> **Stored dataset items**

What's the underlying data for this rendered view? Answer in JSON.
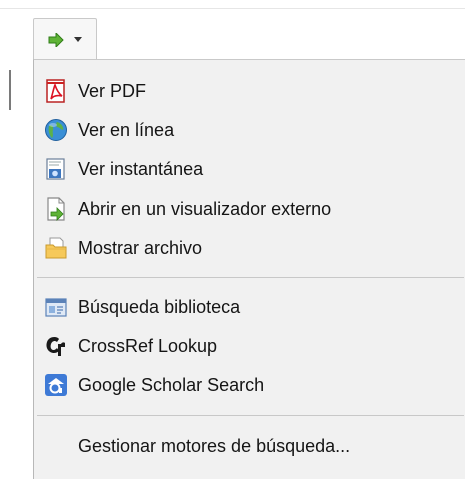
{
  "toolbar": {
    "button_icon": "green-arrow-icon",
    "dropdown_icon": "chevron-down-icon"
  },
  "menu": {
    "group1": [
      {
        "label": "Ver PDF",
        "icon": "pdf-icon"
      },
      {
        "label": "Ver en línea",
        "icon": "globe-icon"
      },
      {
        "label": "Ver instantánea",
        "icon": "snapshot-icon"
      },
      {
        "label": "Abrir en un visualizador externo",
        "icon": "external-viewer-icon"
      },
      {
        "label": "Mostrar archivo",
        "icon": "folder-icon"
      }
    ],
    "group2": [
      {
        "label": "Búsqueda biblioteca",
        "icon": "library-search-icon"
      },
      {
        "label": "CrossRef Lookup",
        "icon": "crossref-icon"
      },
      {
        "label": "Google Scholar Search",
        "icon": "google-scholar-icon"
      }
    ],
    "manage_label": "Gestionar motores de búsqueda..."
  }
}
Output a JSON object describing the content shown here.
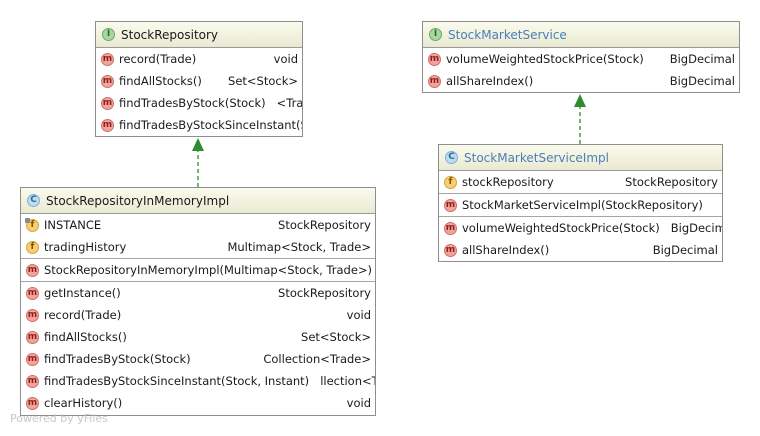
{
  "nodes": {
    "stock_repository": {
      "kind": "interface",
      "icon_letter": "I",
      "title": "StockRepository",
      "sections": [
        [
          {
            "icon": "method",
            "letter": "m",
            "name": "record(Trade)",
            "type": "void"
          },
          {
            "icon": "method",
            "letter": "m",
            "name": "findAllStocks()",
            "type": "Set<Stock>"
          },
          {
            "icon": "method",
            "letter": "m",
            "name": "findTradesByStock(Stock)",
            "type": "<Trade>"
          },
          {
            "icon": "method",
            "letter": "m",
            "name": "findTradesByStockSinceInstant(Stock",
            "type": ""
          }
        ]
      ]
    },
    "stock_market_service": {
      "kind": "interface",
      "icon_letter": "I",
      "title": "StockMarketService",
      "sections": [
        [
          {
            "icon": "method",
            "letter": "m",
            "name": "volumeWeightedStockPrice(Stock)",
            "type": "BigDecimal"
          },
          {
            "icon": "method",
            "letter": "m",
            "name": "allShareIndex()",
            "type": "BigDecimal"
          }
        ]
      ]
    },
    "stock_repository_in_memory_impl": {
      "kind": "class",
      "icon_letter": "C",
      "title": "StockRepositoryInMemoryImpl",
      "sections": [
        [
          {
            "icon": "field-static",
            "letter": "f",
            "name": "INSTANCE",
            "type": "StockRepository"
          },
          {
            "icon": "field",
            "letter": "f",
            "name": "tradingHistory",
            "type": "Multimap<Stock, Trade>"
          }
        ],
        [
          {
            "icon": "method",
            "letter": "m",
            "name": "StockRepositoryInMemoryImpl(Multimap<Stock, Trade>)",
            "type": ""
          }
        ],
        [
          {
            "icon": "method",
            "letter": "m",
            "name": "getInstance()",
            "type": "StockRepository"
          },
          {
            "icon": "method",
            "letter": "m",
            "name": "record(Trade)",
            "type": "void"
          },
          {
            "icon": "method",
            "letter": "m",
            "name": "findAllStocks()",
            "type": "Set<Stock>"
          },
          {
            "icon": "method",
            "letter": "m",
            "name": "findTradesByStock(Stock)",
            "type": "Collection<Trade>"
          },
          {
            "icon": "method",
            "letter": "m",
            "name": "findTradesByStockSinceInstant(Stock, Instant)",
            "type": "llection<Trade>"
          },
          {
            "icon": "method",
            "letter": "m",
            "name": "clearHistory()",
            "type": "void"
          }
        ]
      ]
    },
    "stock_market_service_impl": {
      "kind": "class",
      "icon_letter": "C",
      "title": "StockMarketServiceImpl",
      "sections": [
        [
          {
            "icon": "field",
            "letter": "f",
            "name": "stockRepository",
            "type": "StockRepository"
          }
        ],
        [
          {
            "icon": "method",
            "letter": "m",
            "name": "StockMarketServiceImpl(StockRepository)",
            "type": ""
          }
        ],
        [
          {
            "icon": "method",
            "letter": "m",
            "name": "volumeWeightedStockPrice(Stock)",
            "type": "BigDecimal"
          },
          {
            "icon": "method",
            "letter": "m",
            "name": "allShareIndex()",
            "type": "BigDecimal"
          }
        ]
      ]
    }
  },
  "edges": [
    {
      "from": "stock_repository_in_memory_impl",
      "to": "stock_repository",
      "relation": "implements"
    },
    {
      "from": "stock_market_service_impl",
      "to": "stock_market_service",
      "relation": "implements"
    }
  ],
  "colors": {
    "edge": "#2e8b2e",
    "header_top": "#fbfbee",
    "header_bottom": "#e9e9d2",
    "border": "#8e8e8e"
  },
  "watermark": "Powered by yFiles"
}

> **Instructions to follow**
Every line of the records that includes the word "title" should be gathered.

> **Solution to the problem**
      "title": "StockRepository",
      "title": "StockMarketService",
      "title": "StockRepositoryInMemoryImpl",
      "title": "StockMarketServiceImpl",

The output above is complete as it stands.